WORK ITEM: Extract all lines that hold "Username" from the records below.

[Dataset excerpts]
== == ==

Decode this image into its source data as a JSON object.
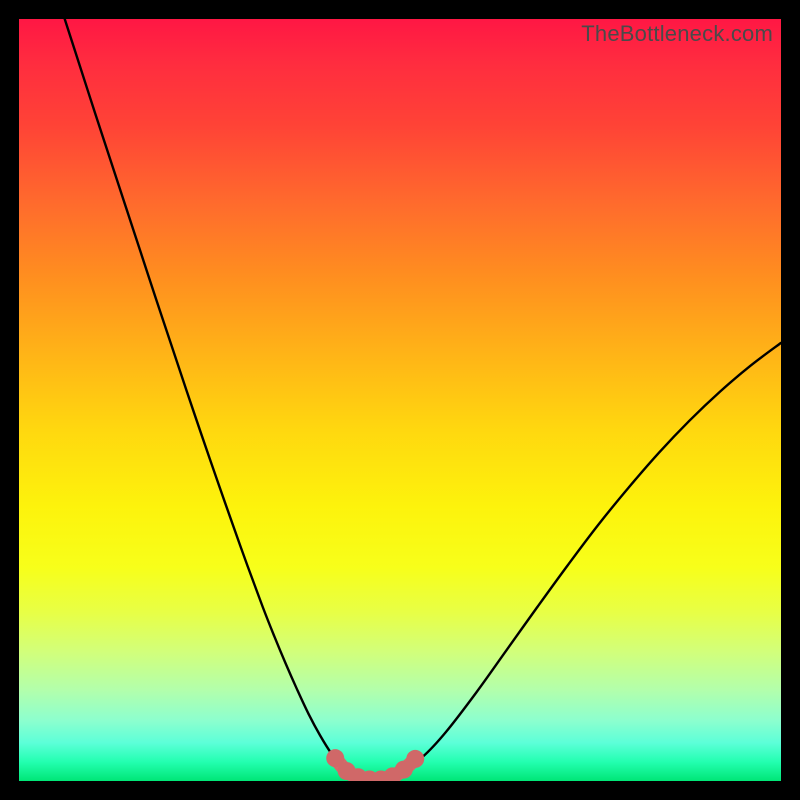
{
  "watermark": "TheBottleneck.com",
  "colors": {
    "curve": "#000000",
    "highlight_stroke": "#d36b6b",
    "highlight_dot": "#d06868"
  },
  "chart_data": {
    "type": "line",
    "title": "",
    "xlabel": "",
    "ylabel": "",
    "xlim": [
      0,
      100
    ],
    "ylim": [
      0,
      100
    ],
    "grid": false,
    "series": [
      {
        "name": "bottleneck-curve",
        "x": [
          6,
          8,
          10,
          12,
          14,
          16,
          18,
          20,
          22,
          24,
          26,
          28,
          30,
          32,
          33.5,
          35,
          36.5,
          38,
          39.5,
          41,
          42.5,
          44,
          46,
          48,
          50,
          53,
          56,
          60,
          64,
          68,
          72,
          76,
          80,
          84,
          88,
          92,
          96,
          100
        ],
        "y": [
          100,
          93.8,
          87.6,
          81.5,
          75.4,
          69.3,
          63.2,
          57.2,
          51.2,
          45.3,
          39.5,
          33.8,
          28.2,
          22.8,
          19.0,
          15.4,
          12.0,
          8.8,
          6.0,
          3.6,
          1.8,
          0.8,
          0.2,
          0.3,
          1.1,
          3.2,
          6.4,
          11.6,
          17.2,
          22.8,
          28.3,
          33.6,
          38.5,
          43.1,
          47.3,
          51.1,
          54.5,
          57.5
        ]
      }
    ],
    "highlight": {
      "name": "optimal-zone",
      "x": [
        41.5,
        43,
        44.5,
        46,
        47.5,
        49,
        50.5,
        52
      ],
      "y": [
        3.0,
        1.3,
        0.5,
        0.2,
        0.2,
        0.6,
        1.5,
        2.9
      ]
    }
  }
}
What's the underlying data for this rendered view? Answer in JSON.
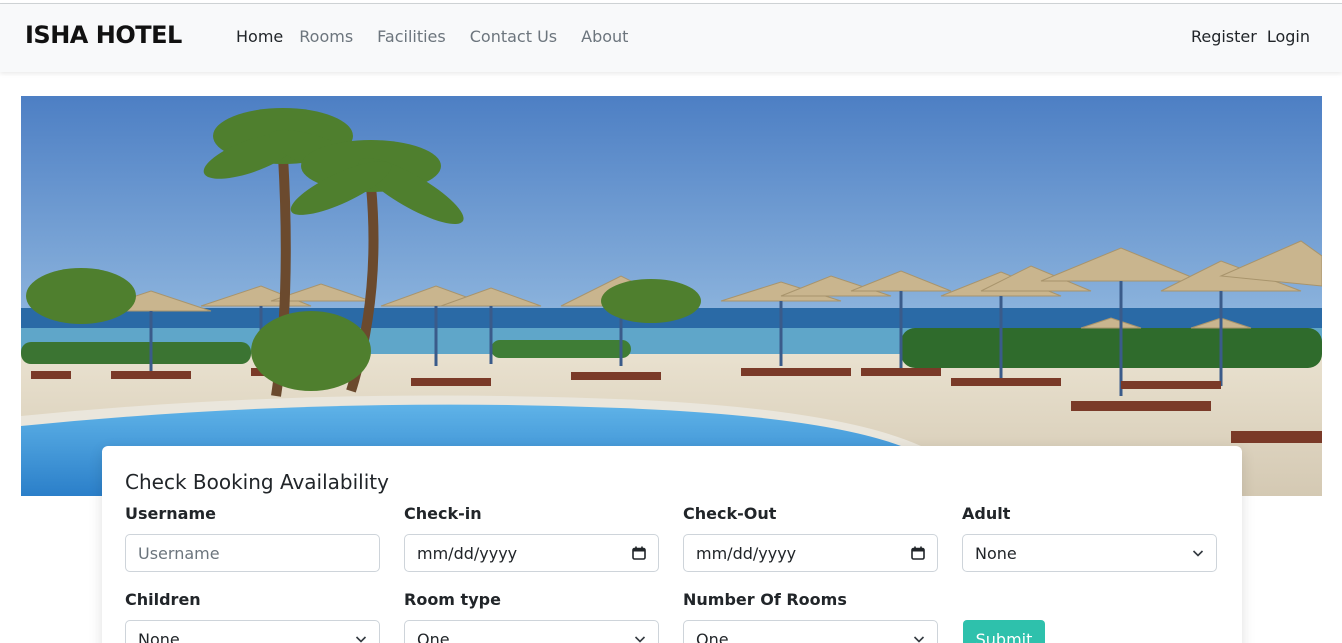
{
  "navbar": {
    "brand": "ISHA HOTEL",
    "links": [
      {
        "label": "Home",
        "active": true
      },
      {
        "label": "Rooms",
        "active": false
      },
      {
        "label": "Facilities",
        "active": false
      },
      {
        "label": "Contact Us",
        "active": false
      },
      {
        "label": "About",
        "active": false
      }
    ],
    "register_label": "Register",
    "login_label": "Login"
  },
  "hero": {
    "image_semantic": "resort-pool-beach-palm-trees-photo"
  },
  "booking": {
    "title": "Check Booking Availability",
    "username_label": "Username",
    "username_placeholder": "Username",
    "checkin_label": "Check-in",
    "checkin_value": "mm/dd/yyyy",
    "checkout_label": "Check-Out",
    "checkout_value": "mm/dd/yyyy",
    "adult_label": "Adult",
    "adult_value": "None",
    "children_label": "Children",
    "children_value": "None",
    "roomtype_label": "Room type",
    "roomtype_value": "One",
    "numrooms_label": "Number Of Rooms",
    "numrooms_value": "One",
    "submit_label": "Submit"
  },
  "colors": {
    "navbar_bg": "#f8f9fa",
    "accent": "#2ec1ac",
    "text": "#212529",
    "muted": "#6c757d"
  }
}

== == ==

ANSWER BELOW:
    "username_label": "Username",
    "username_placeholder": "Username",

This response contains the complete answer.